“To be part of his ride for 13, 14 years has been very special,” Repole said. “We’re really part of each other’s family. We’ve had some amazing wins and some adversity, professionally and personally, and it’s created a great bond between us. I’m so happy for Todd, his wife, Tracy, their three kids and J.J., who’s a legend.”
Keeping track of approximately 200 horses — 119 at Saratoga and about 40 apiece at Belmont Park and Monmouth Park — is no problem for Todd. Ask about a particular horse and he’ll instantly tick off details about its last race, latest workout and next objective. “He has the memory of an elephant,” J.J. said. “He’s a lot smarter than me.”
That may be, but total recall doesn’t help prepare a horse for a racing career. That’s what J.J. has been doing since 1999 at his Payton Training Center in Ocala, Florida. He’s broken many of Todd’s horses, including grass champion English Channel, More Than Ready, and Left Bank. English Channel and More Than Ready are among the many Pletcher stars who became top sires, along with Scat Daddy, Speightstown and Constitution.
“Todd probably has as many stallion shares as any trainer,” said J.J., a world-class sire himself.
To qualify for the Hall of Fame, a trainer must have 25 years’ experience on his own, which is why Pletcher had to wait until this year.
“I don’t know about that eligibility rule, because Todd had the stats to get in after 10 years,” Repole said. “And he’s only 53, so if he trains until he’s 70, imagine the records he’ll have. He’ll end up the greatest trainer of all time.”
The Todd Pletcher File
Married: wife, Tracy; children, Payton, Kyle, Hannah
Home: Garden City, New York
Hall of Fame: 2021
First winner: Majestic Number, Jan. 26, 1996, Gulfstream
Career wins: 5,155
Earnings: $409,890,881 (record)
Kentucky Derby victories: 2 (Super Saver, 2010; Always Dreaming, 2017)
Belmont Stakes victories: 3 (Rags to Riches, 2007; Palace Malice, 2013; Tapwrit, 2017)
Kentucky Oaks victories: 4
Breeders’ Cup victories: 11
Eclipse Awards, trainer: 7 (2004-07, 2010, 2013, 2014)
Divisional champions: 11
Ed McNamara is an award-winning journalist who has been writing about thoroughbred racing for 35 years.
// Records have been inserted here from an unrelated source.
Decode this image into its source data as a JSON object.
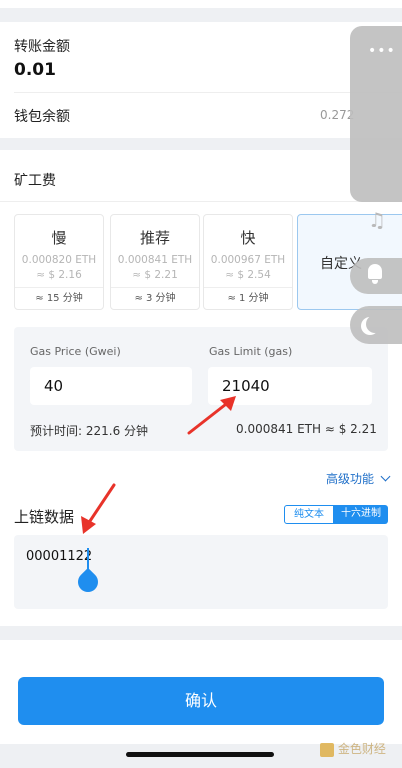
{
  "transfer": {
    "amount_label": "转账金额",
    "amount_value": "0.01",
    "balance_label": "钱包余额",
    "balance_value": "0.272"
  },
  "fee": {
    "title": "矿工费",
    "options": [
      {
        "name": "慢",
        "eth": "0.000820 ETH",
        "usd": "≈ $ 2.16",
        "time": "≈ 15 分钟"
      },
      {
        "name": "推荐",
        "eth": "0.000841 ETH",
        "usd": "≈ $ 2.21",
        "time": "≈ 3 分钟"
      },
      {
        "name": "快",
        "eth": "0.000967 ETH",
        "usd": "≈ $ 2.54",
        "time": "≈ 1 分钟"
      }
    ],
    "custom_label": "自定义"
  },
  "gas": {
    "price_label": "Gas Price (Gwei)",
    "price_value": "40",
    "limit_label": "Gas Limit (gas)",
    "limit_value": "21040",
    "est_time": "预计时间: 221.6 分钟",
    "total": "0.000841 ETH ≈ $ 2.21"
  },
  "advanced": "高级功能",
  "chain": {
    "title": "上链数据",
    "text_tab": "纯文本",
    "hex_tab": "十六进制",
    "value": "00001122"
  },
  "confirm_label": "确认",
  "watermark": "金色财经",
  "colors": {
    "accent": "#1f8eef",
    "arrow": "#e8332a"
  },
  "icons": [
    "more-icon",
    "music-note-icon",
    "bell-icon",
    "moon-icon",
    "chevron-down-icon",
    "text-cursor-handle-icon",
    "annotation-arrow-icon"
  ]
}
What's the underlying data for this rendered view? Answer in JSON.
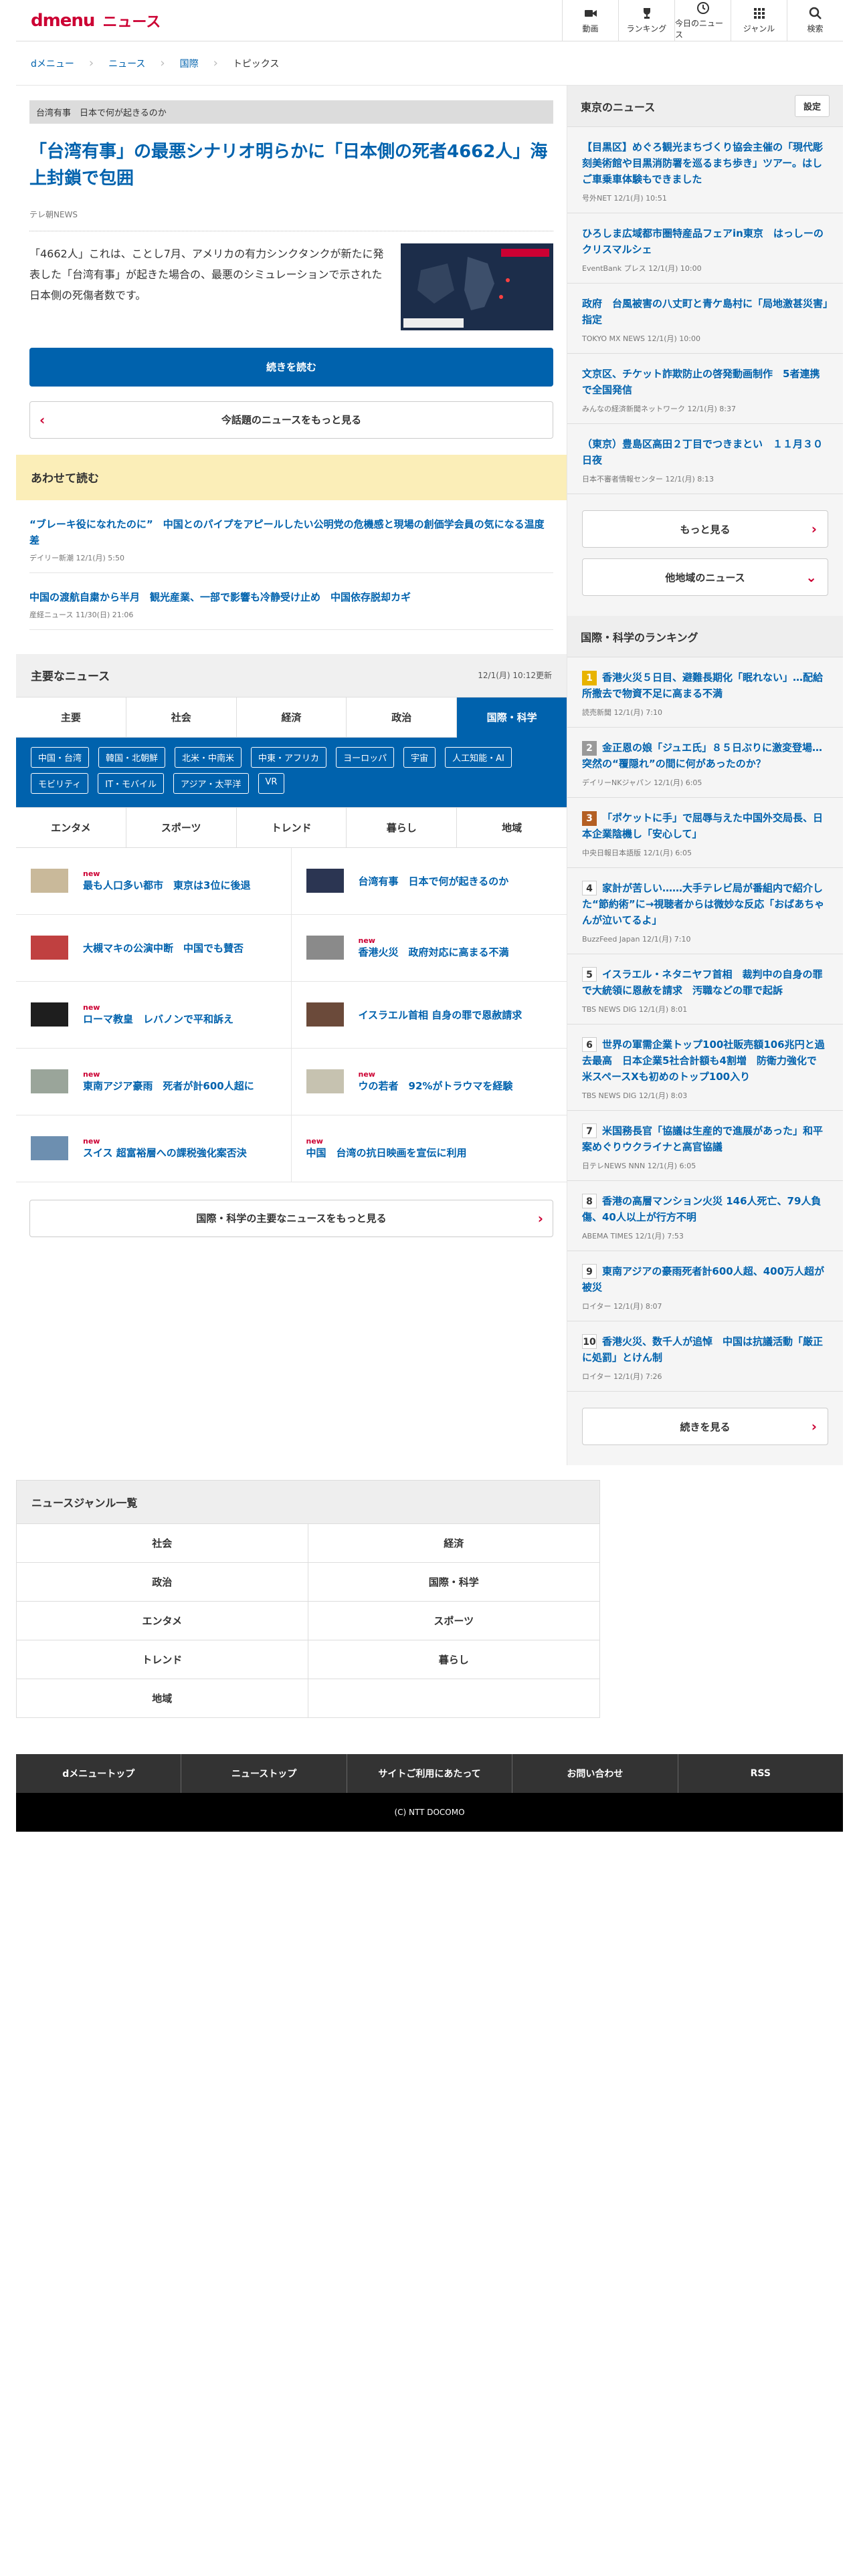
{
  "header": {
    "logo": "dmenu",
    "service": "ニュース",
    "nav": [
      {
        "label": "動画",
        "icon": "video-icon"
      },
      {
        "label": "ランキング",
        "icon": "trophy-icon"
      },
      {
        "label": "今日のニュース",
        "icon": "clock-icon"
      },
      {
        "label": "ジャンル",
        "icon": "grid-icon"
      },
      {
        "label": "検索",
        "icon": "search-icon"
      }
    ]
  },
  "breadcrumb": [
    "dメニュー",
    "ニュース",
    "国際",
    "トピックス"
  ],
  "article": {
    "tag": "台湾有事　日本で何が起きるのか",
    "title": "「台湾有事」の最悪シナリオ明らかに「日本側の死者4662人」海上封鎖で包囲",
    "source": "テレ朝NEWS",
    "lead": "「4662人」これは、ことし7月、アメリカの有力シンクタンクが新たに発表した「台湾有事」が起きた場合の、最悪のシミュレーションで示された日本側の死傷者数です。",
    "read_more": "続きを読む",
    "more_topic": "今話題のニュースをもっと見る"
  },
  "also": {
    "title": "あわせて読む",
    "items": [
      {
        "title": "“ブレーキ役になれたのに”　中国とのパイプをアピールしたい公明党の危機感と現場の創価学会員の気になる温度差",
        "meta": "デイリー新潮 12/1(月) 5:50"
      },
      {
        "title": "中国の渡航自粛から半月　観光産業、一部で影響も冷静受け止め　中国依存脱却カギ",
        "meta": "産経ニュース 11/30(日) 21:06"
      }
    ]
  },
  "major": {
    "title": "主要なニュース",
    "updated": "12/1(月) 10:12更新",
    "tabs": [
      "主要",
      "社会",
      "経済",
      "政治",
      "国際・科学"
    ],
    "chips": [
      "中国・台湾",
      "韓国・北朝鮮",
      "北米・中南米",
      "中東・アフリカ",
      "ヨーロッパ",
      "宇宙",
      "人工知能・AI",
      "モビリティ",
      "IT・モバイル",
      "アジア・太平洋",
      "VR"
    ],
    "tabs2": [
      "エンタメ",
      "スポーツ",
      "トレンド",
      "暮らし",
      "地域"
    ],
    "new_label": "new",
    "items": [
      {
        "title": "最も人口多い都市　東京は3位に後退",
        "new": true
      },
      {
        "title": "台湾有事　日本で何が起きるのか",
        "new": false
      },
      {
        "title": "大槻マキの公演中断　中国でも賛否",
        "new": false
      },
      {
        "title": "香港火災　政府対応に高まる不満",
        "new": true
      },
      {
        "title": "ローマ教皇　レバノンで平和訴え",
        "new": true
      },
      {
        "title": "イスラエル首相 自身の罪で恩赦請求",
        "new": false
      },
      {
        "title": "東南アジア豪雨　死者が計600人超に",
        "new": true
      },
      {
        "title": "ウの若者　92%がトラウマを経験",
        "new": true
      },
      {
        "title": "スイス 超富裕層への課税強化案否決",
        "new": true
      },
      {
        "title": "中国　台湾の抗日映画を宣伝に利用",
        "new": true
      }
    ],
    "more": "国際・科学の主要なニュースをもっと見る"
  },
  "tokyo": {
    "title": "東京のニュース",
    "setting": "設定",
    "items": [
      {
        "title": "【目黒区】めぐろ観光まちづくり協会主催の「現代彫刻美術館や目黒消防署を巡るまち歩き」ツアー。はしご車乗車体験もできました",
        "meta": "号外NET 12/1(月) 10:51"
      },
      {
        "title": "ひろしま広域都市圏特産品フェアin東京　はっしーのクリスマルシェ",
        "meta": "EventBank プレス 12/1(月) 10:00"
      },
      {
        "title": "政府　台風被害の八丈町と青ケ島村に「局地激甚災害」指定",
        "meta": "TOKYO MX NEWS 12/1(月) 10:00"
      },
      {
        "title": "文京区、チケット詐欺防止の啓発動画制作　5者連携で全国発信",
        "meta": "みんなの経済新聞ネットワーク 12/1(月) 8:37"
      },
      {
        "title": "（東京）豊島区高田２丁目でつきまとい　１１月３０日夜",
        "meta": "日本不審者情報センター 12/1(月) 8:13"
      }
    ],
    "more": "もっと見る",
    "other": "他地域のニュース"
  },
  "ranking": {
    "title": "国際・科学のランキング",
    "items": [
      {
        "rank": "1",
        "title": "香港火災５日目、避難長期化「眠れない」…配給所撒去で物資不足に高まる不満",
        "meta": "読売新聞 12/1(月) 7:10"
      },
      {
        "rank": "2",
        "title": "金正恩の娘「ジュエ氏」８５日ぶりに激変登場…突然の“覆隠れ”の間に何があったのか？",
        "meta": "デイリーNKジャパン 12/1(月) 6:05"
      },
      {
        "rank": "3",
        "title": "「ポケットに手」で屈辱与えた中国外交局長、日本企業陰機し「安心して」",
        "meta": "中央日報日本語版 12/1(月) 6:05"
      },
      {
        "rank": "4",
        "title": "家計が苦しい……大手テレビ局が番組内で紹介した“節約術”に→視聴者からは微妙な反応「おばあちゃんが泣いてるよ」",
        "meta": "BuzzFeed Japan 12/1(月) 7:10"
      },
      {
        "rank": "5",
        "title": "イスラエル・ネタニヤフ首相　裁判中の自身の罪で大統領に恩赦を請求　汚職などの罪で起訴",
        "meta": "TBS NEWS DIG 12/1(月) 8:01"
      },
      {
        "rank": "6",
        "title": "世界の軍需企業トップ100社販売額106兆円と過去最高　日本企業5社合計額も4割増　防衛力強化で　米スペースXも初めのトップ100入り",
        "meta": "TBS NEWS DIG 12/1(月) 8:03"
      },
      {
        "rank": "7",
        "title": "米国務長官「協議は生産的で進展があった」和平案めぐりウクライナと高官協議",
        "meta": "日テレNEWS NNN 12/1(月) 6:05"
      },
      {
        "rank": "8",
        "title": "香港の高層マンション火災 146人死亡、79人負傷、40人以上が行方不明",
        "meta": "ABEMA TIMES 12/1(月) 7:53"
      },
      {
        "rank": "9",
        "title": "東南アジアの豪雨死者計600人超、400万人超が被災",
        "meta": "ロイター 12/1(月) 8:07"
      },
      {
        "rank": "10",
        "title": "香港火災、数千人が追悼　中国は抗議活動「厳正に処罰」とけん制",
        "meta": "ロイター 12/1(月) 7:26"
      }
    ],
    "more": "続きを見る"
  },
  "genre": {
    "title": "ニュースジャンル一覧",
    "items": [
      "社会",
      "経済",
      "政治",
      "国際・科学",
      "エンタメ",
      "スポーツ",
      "トレンド",
      "暮らし",
      "地域",
      ""
    ]
  },
  "footer": {
    "nav": [
      "dメニュートップ",
      "ニューストップ",
      "サイトご利用にあたって",
      "お問い合わせ",
      "RSS"
    ],
    "copyright": "(C) NTT DOCOMO"
  }
}
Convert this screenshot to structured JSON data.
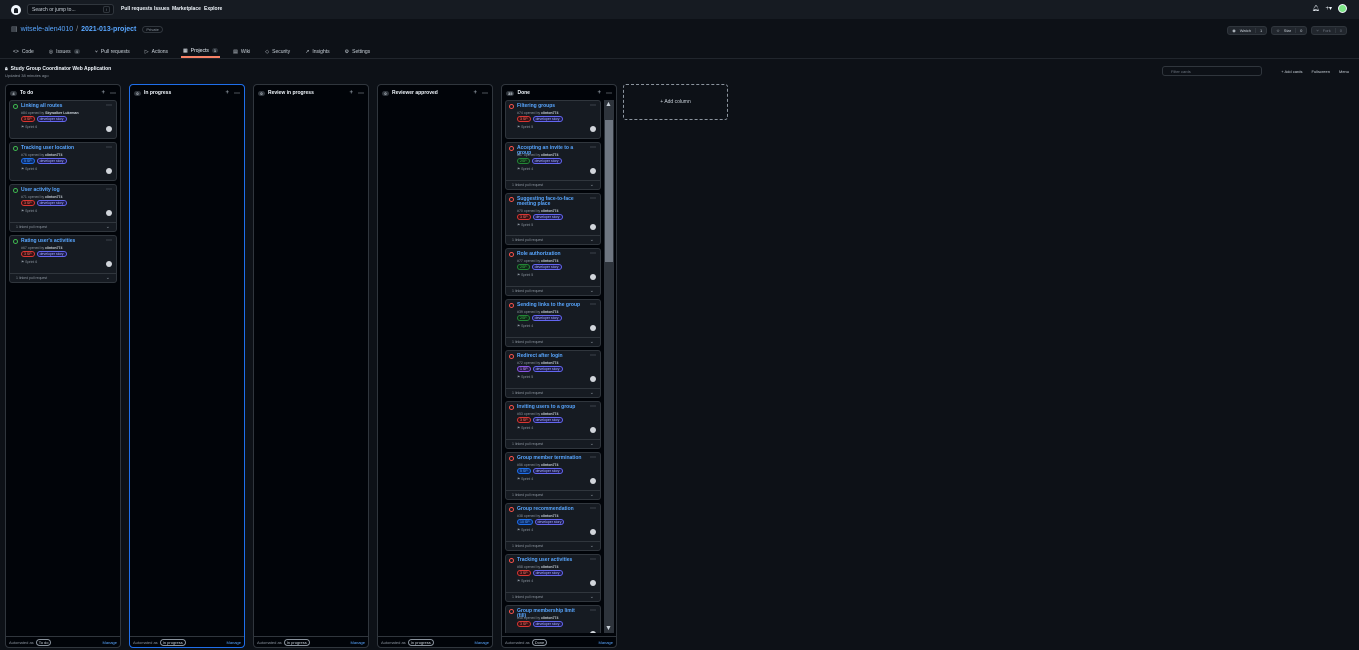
{
  "topnav": {
    "search_placeholder": "Search or jump to...",
    "search_kbd": "/",
    "links": [
      "Pull requests",
      "Issues",
      "Marketplace",
      "Explore"
    ]
  },
  "repo": {
    "owner": "witsele-alen4010",
    "name": "2021-013-project",
    "visibility": "Private"
  },
  "repo_actions": {
    "watch": "Watch",
    "watch_count": "1",
    "star": "Star",
    "star_count": "0",
    "fork": "Fork",
    "fork_count": "0"
  },
  "tabs": [
    {
      "label": "Code"
    },
    {
      "label": "Issues",
      "count": "4"
    },
    {
      "label": "Pull requests"
    },
    {
      "label": "Actions"
    },
    {
      "label": "Projects",
      "count": "1"
    },
    {
      "label": "Wiki"
    },
    {
      "label": "Security"
    },
    {
      "label": "Insights"
    },
    {
      "label": "Settings"
    }
  ],
  "project": {
    "title": "Study Group Coordinator Web Application",
    "updated": "Updated 38 minutes ago",
    "filter_placeholder": "Filter cards",
    "actions": [
      "+ Add cards",
      "Fullscreen",
      "Menu"
    ]
  },
  "columns": [
    {
      "name": "To do",
      "count": "4",
      "automated": "Automated as",
      "preset": "To do",
      "manage": "Manage"
    },
    {
      "name": "In progress",
      "count": "0",
      "automated": "Automated as",
      "preset": "In progress",
      "manage": "Manage"
    },
    {
      "name": "Review in progress",
      "count": "0",
      "automated": "Automated as",
      "preset": "In progress",
      "manage": "Manage"
    },
    {
      "name": "Reviewer approved",
      "count": "0",
      "automated": "Automated as",
      "preset": "In progress",
      "manage": "Manage"
    },
    {
      "name": "Done",
      "count": "35",
      "automated": "Automated as",
      "preset": "Done",
      "manage": "Manage"
    }
  ],
  "todo_cards": [
    {
      "title": "Linking all routes",
      "meta": "#84 opened by ",
      "author": "Skywalker Lukeman",
      "sp": "3 SP",
      "label": "developer story",
      "sprint": "Sprint 6",
      "linked": ""
    },
    {
      "title": "Tracking user location",
      "meta": "#76 opened by ",
      "author": "clinton774",
      "sp": "5 SP",
      "label": "developer story",
      "sprint": "Sprint 6",
      "linked": ""
    },
    {
      "title": "User activity log",
      "meta": "#71 opened by ",
      "author": "clinton774",
      "sp": "3 SP",
      "label": "developer story",
      "sprint": "Sprint 6",
      "linked": "1 linked pull request"
    },
    {
      "title": "Rating user's activities",
      "meta": "#67 opened by ",
      "author": "clinton774",
      "sp": "3 SP",
      "label": "developer story",
      "sprint": "Sprint 6",
      "linked": "1 linked pull request"
    }
  ],
  "done_cards": [
    {
      "title": "Filtering groups",
      "meta": "#74 opened by ",
      "author": "clinton774",
      "sp": "3 SP",
      "label": "developer story",
      "sprint": "Sprint 5",
      "linked": ""
    },
    {
      "title": "Accepting an invite to a group",
      "meta": "#67 opened by ",
      "author": "clinton774",
      "sp": "2SP",
      "label": "developer story",
      "sprint": "Sprint 4",
      "linked": "1 linked pull request"
    },
    {
      "title": "Suggesting face-to-face meeting place",
      "meta": "#70 opened by ",
      "author": "clinton774",
      "sp": "3 SP",
      "label": "developer story",
      "sprint": "Sprint 5",
      "linked": "1 linked pull request"
    },
    {
      "title": "Role authorization",
      "meta": "#77 opened by ",
      "author": "clinton774",
      "sp": "2SP",
      "label": "developer story",
      "sprint": "Sprint 5",
      "linked": "1 linked pull request"
    },
    {
      "title": "Sending links to the group",
      "meta": "#39 opened by ",
      "author": "clinton774",
      "sp": "2SP",
      "label": "developer story",
      "sprint": "Sprint 4",
      "linked": "1 linked pull request"
    },
    {
      "title": "Redirect after login",
      "meta": "#72 opened by ",
      "author": "clinton774",
      "sp": "1 SP",
      "label": "developer story",
      "sprint": "Sprint 5",
      "linked": "1 linked pull request"
    },
    {
      "title": "Inviting users to a group",
      "meta": "#53 opened by ",
      "author": "clinton774",
      "sp": "3 SP",
      "label": "developer story",
      "sprint": "Sprint 4",
      "linked": "1 linked pull request"
    },
    {
      "title": "Group member termination",
      "meta": "#56 opened by ",
      "author": "clinton774",
      "sp": "5 SP",
      "label": "developer story",
      "sprint": "Sprint 4",
      "linked": "1 linked pull request"
    },
    {
      "title": "Group recommendation",
      "meta": "#38 opened by ",
      "author": "clinton774",
      "sp": "10 SP",
      "label": "developer story",
      "sprint": "Sprint 4",
      "linked": "1 linked pull request"
    },
    {
      "title": "Tracking user activities",
      "meta": "#58 opened by ",
      "author": "clinton774",
      "sp": "3 SP",
      "label": "developer story",
      "sprint": "Sprint 4",
      "linked": "1 linked pull request"
    },
    {
      "title": "Group membership limit (fill)",
      "meta": "#48 opened by ",
      "author": "clinton774",
      "sp": "3 SP",
      "label": "developer story",
      "sprint": "",
      "linked": ""
    }
  ],
  "add_column": "+ Add column",
  "colors": {
    "bg": "#0d1117",
    "accent": "#58a6ff",
    "open": "#3fb950",
    "closed": "#f85149"
  }
}
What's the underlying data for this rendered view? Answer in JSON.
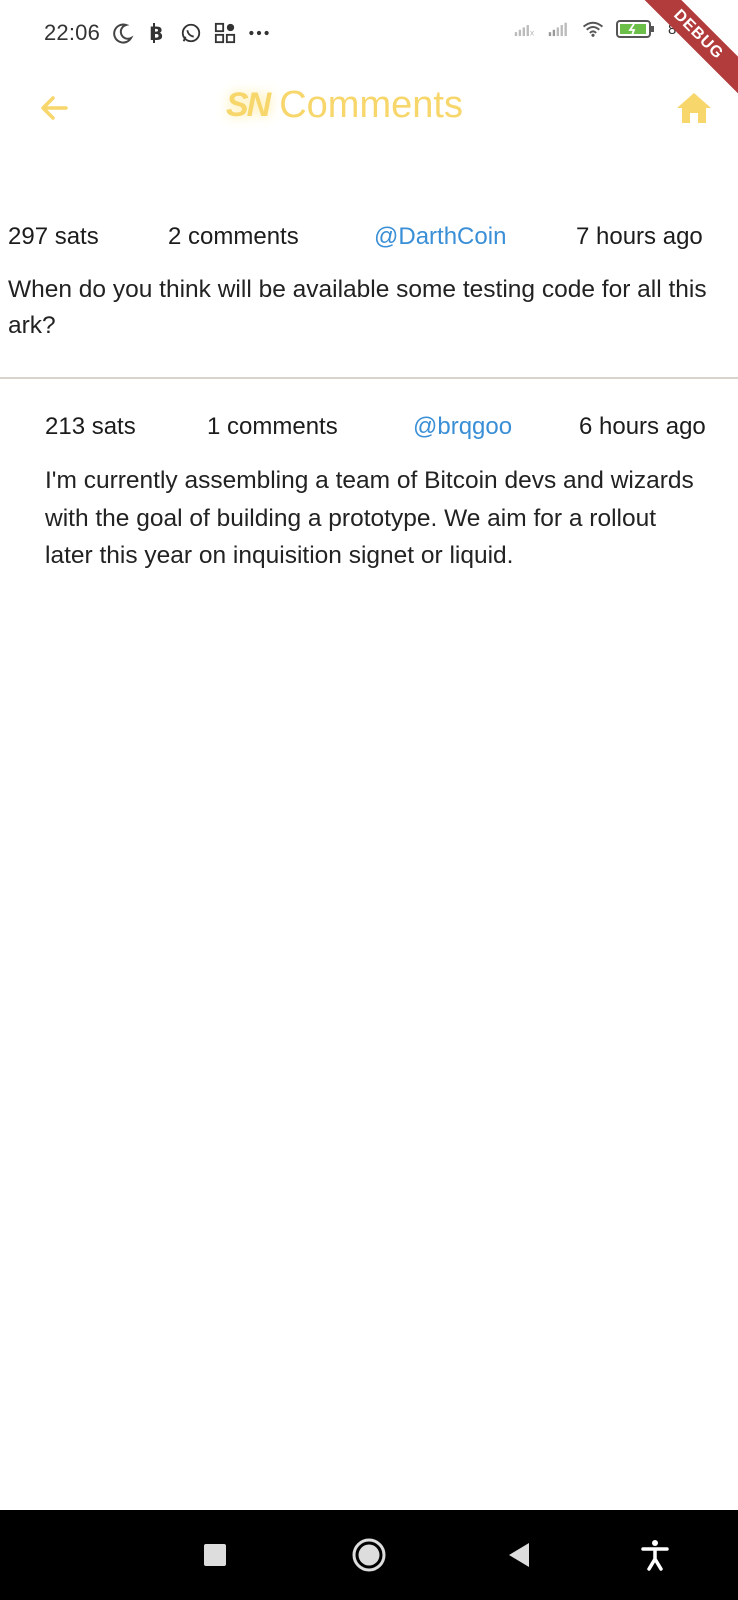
{
  "status_bar": {
    "time": "22:06",
    "battery_percent": "88%"
  },
  "app_bar": {
    "logo": "SN",
    "title": "Comments",
    "accent_color": "#f7d66b"
  },
  "debug_banner": "DEBUG",
  "post": {
    "sats": "297 sats",
    "comments": "2 comments",
    "user": "@DarthCoin",
    "time": "7 hours ago",
    "text": "When do you think will be available some testing code for all this ark?"
  },
  "comment": {
    "sats": "213 sats",
    "comments": "1 comments",
    "user": "@brqgoo",
    "time": "6 hours ago",
    "text": "I'm currently assembling a team of Bitcoin devs and wizards with the goal of building a prototype. We aim for a rollout later this year on inquisition signet or liquid."
  },
  "icons": {
    "back": "arrow-left-icon",
    "home": "home-icon",
    "nav_recent": "square-icon",
    "nav_home": "circle-icon",
    "nav_back": "triangle-back-icon",
    "nav_accessibility": "accessibility-icon"
  },
  "colors": {
    "link": "#3a8fd6",
    "debug": "#b23b3b"
  }
}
He has handicapped races for ESPN.com, Newsday and The Record of New Jersey. He is the author of “Cajun Racing: From the Bush Tracks to the Triple Crown” and co-author of “The Most Glorious Crown,” a chronicle of the first 12 Triple Crown champions.